Some employees also received follow-up emails threatening “formal corrective action”, up to and including dismissal, “should they ever again speak publicly about climate change without authorization.”

Employee Maren Costa, a user experience principal designer for Amazon, said the discipline and threats from her employer were “scary,” but that she spoke up because she is “terrified by the harm the climate crisis is already causing,” and fears for the future of her children. “Any policy that says I can’t talk about something that is a threat to my children—all children—is a problem for me,” she said.

Software engineer and fellow activist Victoria Liang said the updated communications policy “is having a chilling effect on workers who have the backbone to speak out and challenge Amazon to do better.” She added that the new rules have “nothing to do with protecting confidential data,” but are rather “aimed at silencing discussion around publicly available information.”

Amazon insisted it “started updating its external communications policy for staff in spring last year,” and that the process “was not aimed at any particular group of employees,” The Guardian says. Workers countered that the company “updated its policy on staff speaking to the press and on social media in early September,” the day after some 1,500 employees announced [5] plans to participate in the global climate strike.

“A further 8,000 Amazon employees subsequently signed an open letter to [CEO Jeff] Bezos calling for concrete climate goals; to cancel contracts with oil and gas companies; and to stop donations to politicians who deny the reality of the climate crisis,” The Guardian notes.

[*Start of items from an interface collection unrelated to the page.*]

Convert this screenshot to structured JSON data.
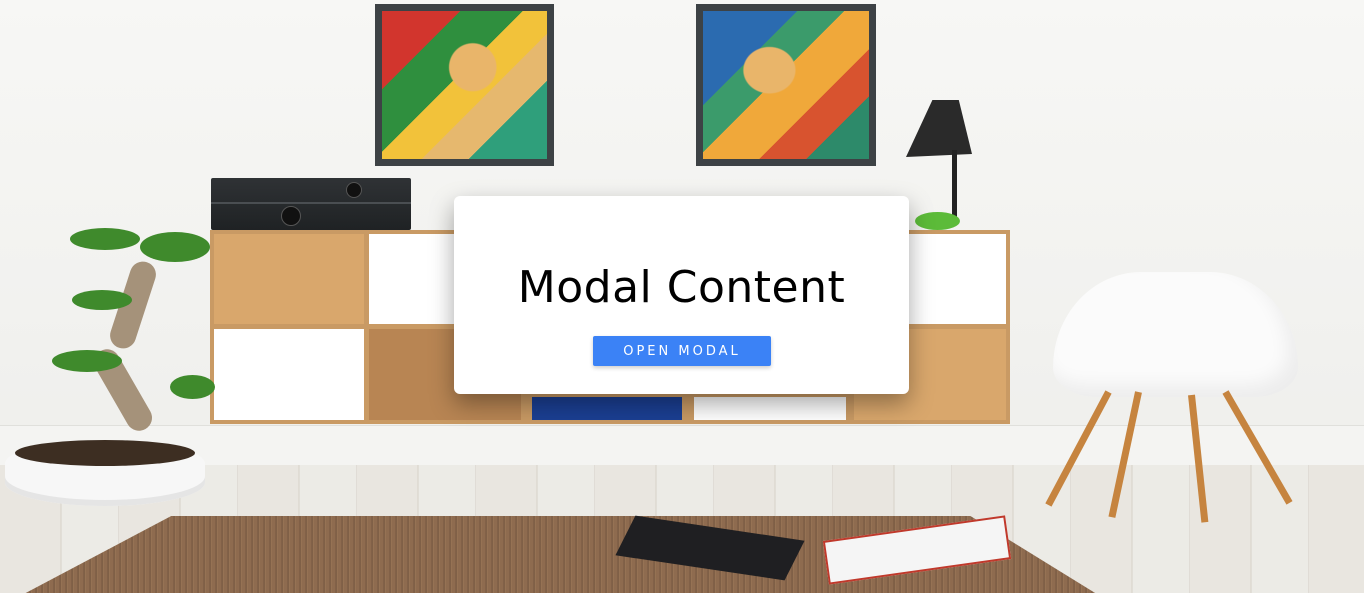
{
  "modal": {
    "title": "Modal Content",
    "button_label": "OPEN MODAL"
  },
  "colors": {
    "modal_bg": "#ffffff",
    "button_bg": "#3b82f6",
    "button_text": "#ffffff",
    "title_text": "#000000"
  }
}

While Bezos has “promised to review Amazon’s political donations,” he has thus far rejected “calls to sever ties with oil and gas companies,” the paper says.